But for all of this, I found Gregory Doran’s production to be largely quite dull, it hardly ever provoked excitement or even piqued my interest in the slow-moving telling of its tale of regime change and the corrosive effects of absolute monarchy on the individual. The inferences of a Christ-like demeanour to this King are heavily played and Tennant laps this up, irascible and irritable throughout and increasingly given to thoughts of his own divinity. Intentional perhaps, but hard to like. Continue reading “Review: Richard II, Barbican”
“Don’t internalise it, tell us your story”
‘Form is broken’, so the publicity for Anthony Neilson’s new play Narrative tells us, so here goes. Simply described as a new play about stories, it has been devised by Neilson and his company of seven and brings together a blend of characters and scenes and songs and poems and scripts and video to diagnose something of the modern condition, the world in which we find ourselves today. Continue reading “Review: Narrative, Royal Court”
“Isn’t life extraordinary”
Written in 1951, John Van Druten’s play I Am A Camera will trigger moments of recognition for many more people than will initially be expecting it. Based on Christopher Isherwood’s Berlin Stories, it formed a major part of the inspiration for the Kander + Ebb musical Cabaret in its depiction of a 1932 Berlin whose Bohemian excesses are beginning to be curbed by the rise of the Nazi party to power. Suffering from writer’s block, Isherwood happily allowed himself to get side-tracked in the decadent whirl of the Weimar Republic and right in the heart of the storm, taking him along for the ride, is his great friend Sally Bowles.

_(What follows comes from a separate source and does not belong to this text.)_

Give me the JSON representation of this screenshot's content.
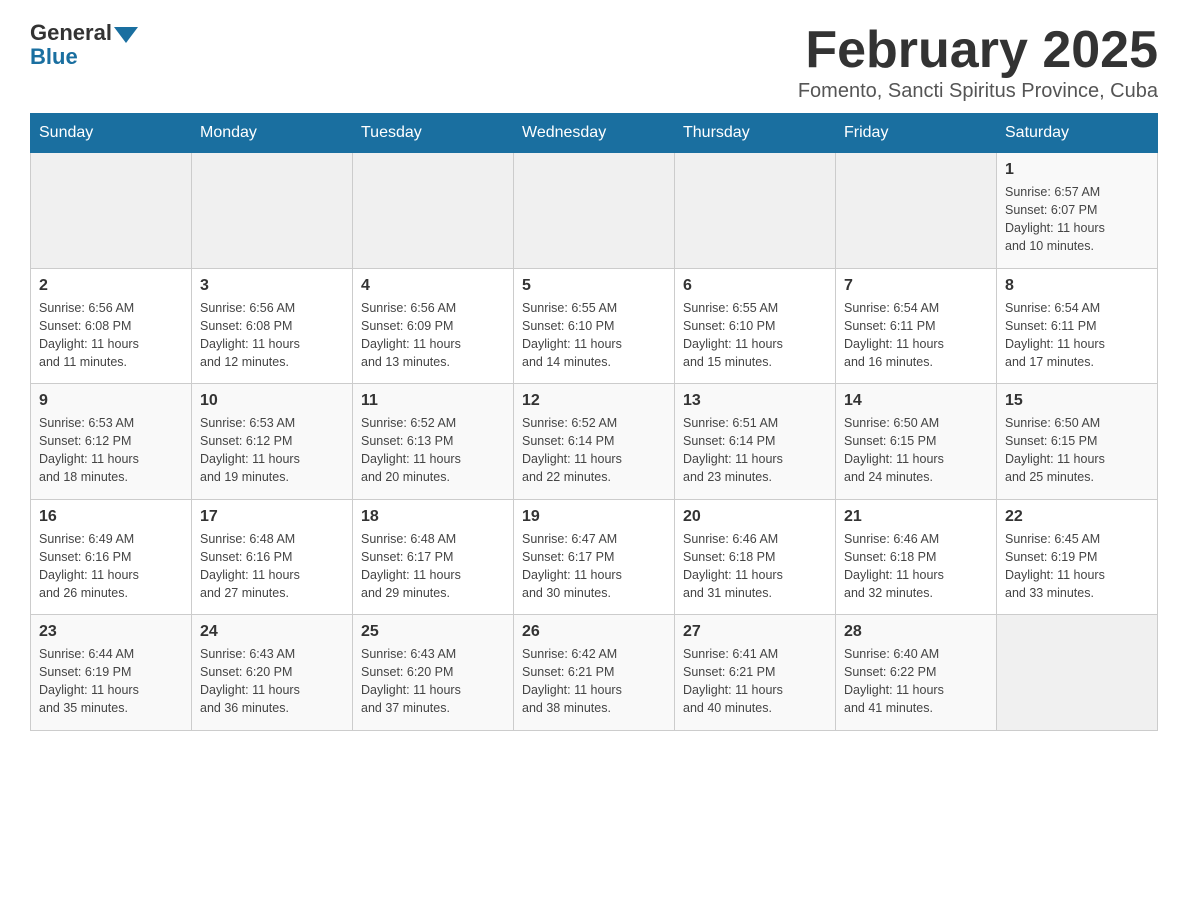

Spread over a few months, Van Druten gives us vignettes of Christopher and Sally’s hectic lives, as well as those who are drawn into their orbit, like the inscrutable Fritz, the intense Jewish Natalia and the dashingly charismatic American Clive. It is Isherwood’s story, so we delve in and out of his memory – Nicolai Kornum’s lighting crucially good here – as tales of love and friendship play around the hopes, ambitions and trials of this group of people. The combined effect is one of a beautiful portrait of quietly observed humanity in all its complexity.
Barely recognisable as Dudley from the Harry Potter films, Harry Melling imbues Isherwood with a sinuous physical grace and a highly appealing charm throughout. His mostly unruffable demeanour makes him a steadying presence, but one filled with deeply felt emotion which comes out in his show of great maturity late on. Around him, Oliver Rix’s debonair Clive is a bundle of hat-tossing sexually ambiguous delight, Sophie Dickson and Freddie Capper negotiate a failed attempt at romance with skill and Sherry Baines’ domineering matriarch makes a strong late impression.
Continue reading “Review: I Am A Camera, Southwark Playhouse”